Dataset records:
============

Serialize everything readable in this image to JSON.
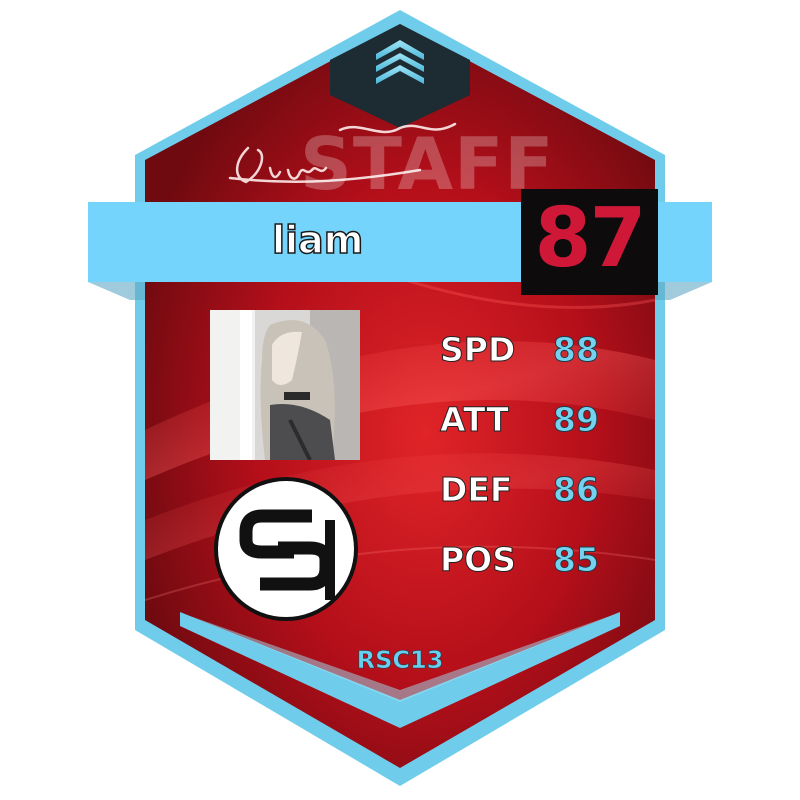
{
  "card": {
    "signature_text": "liam",
    "role": "STAFF",
    "player_name": "liam",
    "overall_rating": "87",
    "stats": [
      {
        "label": "SPD",
        "value": "88"
      },
      {
        "label": "ATT",
        "value": "89"
      },
      {
        "label": "DEF",
        "value": "86"
      },
      {
        "label": "POS",
        "value": "85"
      }
    ],
    "footer_code": "RSC13",
    "team_logo_icon": "sa-team-logo-icon",
    "top_emblem_icon": "chevron-stack-icon",
    "portrait": "anime-character-portrait"
  },
  "colors": {
    "card_red": "#b50f1a",
    "frame_blue": "#6fcdeb",
    "banner_blue": "#74d4fb",
    "rating_red": "#cf1838",
    "rating_bg": "#0d0b0c"
  }
}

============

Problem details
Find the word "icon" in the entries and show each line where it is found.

Reply
    "team_logo_icon": "sa-team-logo-icon",
    "top_emblem_icon": "chevron-stack-icon",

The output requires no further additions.